emergency dentist

Emergency dentists know that dental emergencies can be scary, causing many to feel frozen in the face of a decision that needs to be made quickly. Dentists regularly treat a variety of problems; in fact, many offer “after-hours” or emergency services. The question that remains, then, is when does a problem require the immediate attention of an emergency dentist?

As with any medical emergency, time is of the essence when dealing with injury or infection to the teeth or gums. In fact, it’s usually better to err on the side of caution and have it checked out by an emergency dentist. Why? Postponing or putting off treatment places one at significant risk of permanent damage. Plus, an untreated injury or infection usually ends up necessitating more involved—and more expensive—treatments once it is finally addressed.

So, then, what does one do when faced with pain, or an unexpected injury? Here are some common situations that emergency dentists recommend seeking treatment for right away:

Toothaches: If you’ve had a toothache due to decay/cavities, you know the pain is not easily ignored. By the time a tooth is causing agony to the sufferer, it needs attention. Keep the mouth clean, apply an icepack or other cold compress to help numb the pain (ibuprofen is usually recommended, as well), and go see your dentist for treatment.

Broken tooth: Teeth can chip when accidently knocked; depending on the size of the chipped or broken piece, it can be beneficial to bring the piece to your dentist. Similar to a toothache, keep the mouth clean, apply cold, and take something to reduce pain if necessary. If there’s bleeding, apply pressure to some gauze or a cloth to stop it. The level of pain and bleeding is the clue to deciding the imminent need for attention.

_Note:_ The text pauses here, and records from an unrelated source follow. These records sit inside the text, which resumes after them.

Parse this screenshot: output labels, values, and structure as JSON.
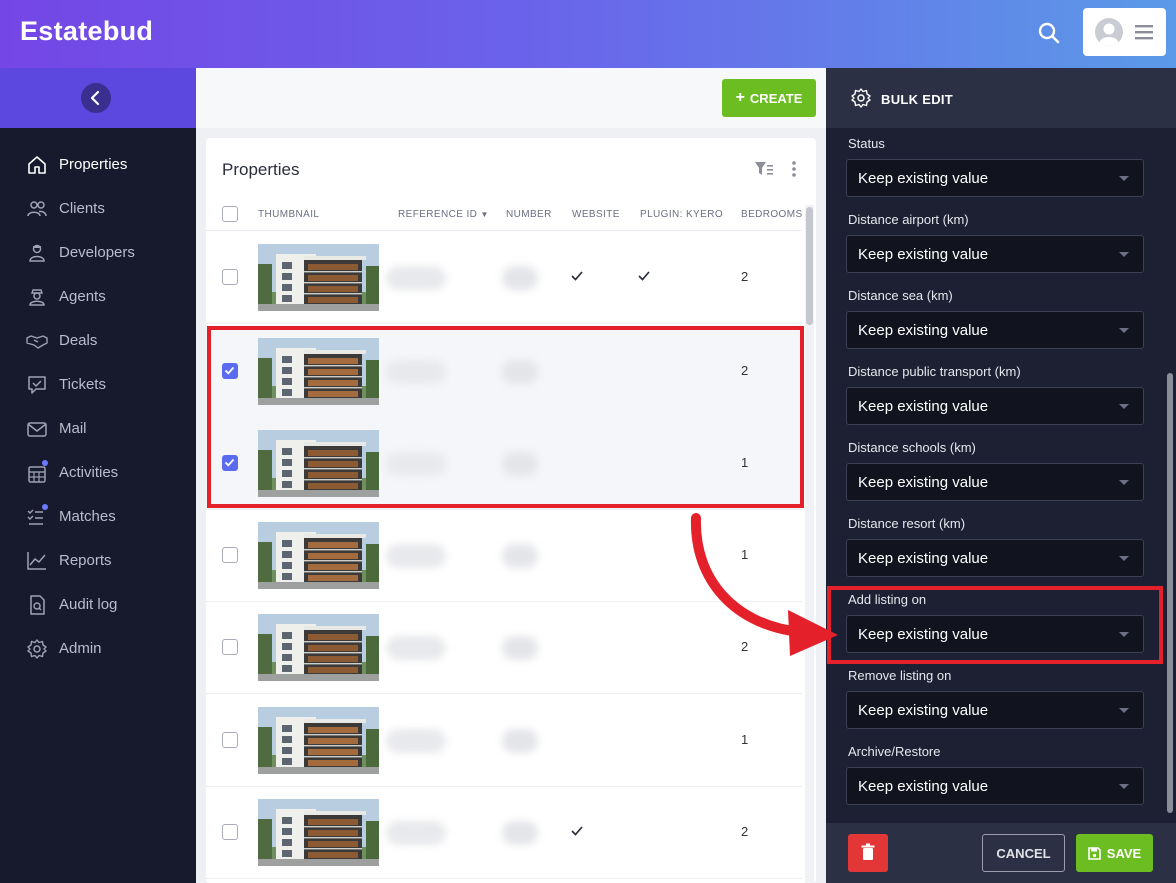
{
  "app": {
    "logo": "Estatebud"
  },
  "sidebar": {
    "items": [
      {
        "label": "Properties",
        "icon": "home-icon",
        "active": true
      },
      {
        "label": "Clients",
        "icon": "users-icon"
      },
      {
        "label": "Developers",
        "icon": "developer-icon"
      },
      {
        "label": "Agents",
        "icon": "agent-icon"
      },
      {
        "label": "Deals",
        "icon": "handshake-icon"
      },
      {
        "label": "Tickets",
        "icon": "ticket-icon"
      },
      {
        "label": "Mail",
        "icon": "mail-icon"
      },
      {
        "label": "Activities",
        "icon": "calendar-icon"
      },
      {
        "label": "Matches",
        "icon": "matches-icon"
      },
      {
        "label": "Reports",
        "icon": "chart-icon"
      },
      {
        "label": "Audit log",
        "icon": "audit-icon"
      },
      {
        "label": "Admin",
        "icon": "gear-icon"
      }
    ]
  },
  "toolbar": {
    "create_label": "CREATE"
  },
  "properties": {
    "title": "Properties",
    "columns": [
      "THUMBNAIL",
      "REFERENCE ID",
      "NUMBER",
      "WEBSITE",
      "PLUGIN: KYERO",
      "BEDROOMS"
    ],
    "rows": [
      {
        "checked": false,
        "website": true,
        "kyero": true,
        "bedrooms": "2"
      },
      {
        "checked": true,
        "website": false,
        "kyero": false,
        "bedrooms": "2"
      },
      {
        "checked": true,
        "website": false,
        "kyero": false,
        "bedrooms": "1"
      },
      {
        "checked": false,
        "website": false,
        "kyero": false,
        "bedrooms": "1"
      },
      {
        "checked": false,
        "website": false,
        "kyero": false,
        "bedrooms": "2"
      },
      {
        "checked": false,
        "website": false,
        "kyero": false,
        "bedrooms": "1"
      },
      {
        "checked": false,
        "website": true,
        "kyero": false,
        "bedrooms": "2"
      }
    ]
  },
  "bulk_edit": {
    "title": "BULK EDIT",
    "fields": [
      {
        "label": "Status",
        "value": "Keep existing value"
      },
      {
        "label": "Distance airport (km)",
        "value": "Keep existing value"
      },
      {
        "label": "Distance sea (km)",
        "value": "Keep existing value"
      },
      {
        "label": "Distance public transport (km)",
        "value": "Keep existing value"
      },
      {
        "label": "Distance schools (km)",
        "value": "Keep existing value"
      },
      {
        "label": "Distance resort (km)",
        "value": "Keep existing value"
      },
      {
        "label": "Add listing on",
        "value": "Keep existing value"
      },
      {
        "label": "Remove listing on",
        "value": "Keep existing value"
      },
      {
        "label": "Archive/Restore",
        "value": "Keep existing value"
      }
    ],
    "cancel_label": "CANCEL",
    "save_label": "SAVE"
  },
  "colors": {
    "accent_green": "#6cbd21",
    "checkbox_blue": "#5a6bf0",
    "annotation_red": "#e4202a",
    "sidebar_bg": "#171a2c"
  }
}
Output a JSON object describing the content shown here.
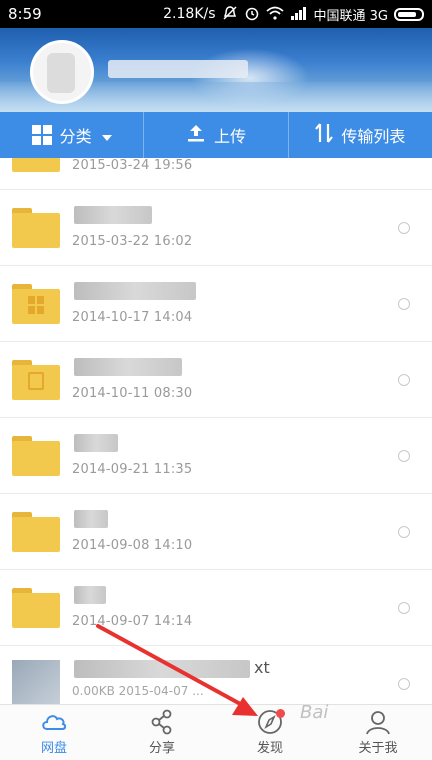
{
  "status_bar": {
    "time": "8:59",
    "speed": "2.18K/s",
    "carrier": "中国联通 3G"
  },
  "toolbar": {
    "category_label": "分类",
    "upload_label": "上传",
    "transfer_label": "传输列表"
  },
  "files": [
    {
      "timestamp": "2015-03-24  19:56"
    },
    {
      "timestamp": "2015-03-22  16:02"
    },
    {
      "timestamp": "2014-10-17  14:04"
    },
    {
      "timestamp": "2014-10-11  08:30"
    },
    {
      "timestamp": "2014-09-21  11:35"
    },
    {
      "timestamp": "2014-09-08  14:10"
    },
    {
      "timestamp": "2014-09-07  14:14"
    },
    {
      "timestamp": "0.00KB  2015-04-07  ...",
      "ext": "xt"
    }
  ],
  "bottom_nav": {
    "items": [
      {
        "label": "网盘",
        "icon": "cloud-icon"
      },
      {
        "label": "分享",
        "icon": "share-icon"
      },
      {
        "label": "发现",
        "icon": "compass-icon"
      },
      {
        "label": "关于我",
        "icon": "person-icon"
      }
    ],
    "watermark": "Bai"
  },
  "colors": {
    "accent": "#3d8ce6",
    "folder": "#f2c94c",
    "annotation_arrow": "#e8322f",
    "badge": "#f04a4a"
  }
}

Knocked out tooth: In the case of a knocked out tooth, chances of it being saved and reinserted become greater the sooner the victim gets to the dentist. If at all possible, try and put the tooth gently back in its place. If this isn’t possible, due to pain or bleeding, then preserve the tooth in a glass of milk and go immediately for treatment. Dentists can often reinsert a tooth successfully if they’re able to do so within an hour of it being knocked out.

Abscess: This is a serious infection that occurs at the root of a tooth, but can grow to infect surrounding teeth and tissues, as well as spread to other parts of the body. Painful gums are a sign that you may have an abscess, and it is imperative that dental treatment is sought right away.

Soft tissue damage: This is damage that occurs to inner cheeks, gums, the tongue and even lips. Damage to these usually involves much blood, so the focus first is to staunch the bleeding with gauze or cloth and cold compresses. If bleeding doesn’t slow down, then an immediate visit to the dentist is your best option.

In a nutshell, call if you’re not sure you have an emergency on your hands. As with most things, the earlier a problem is dealt with, the better the outcome will be.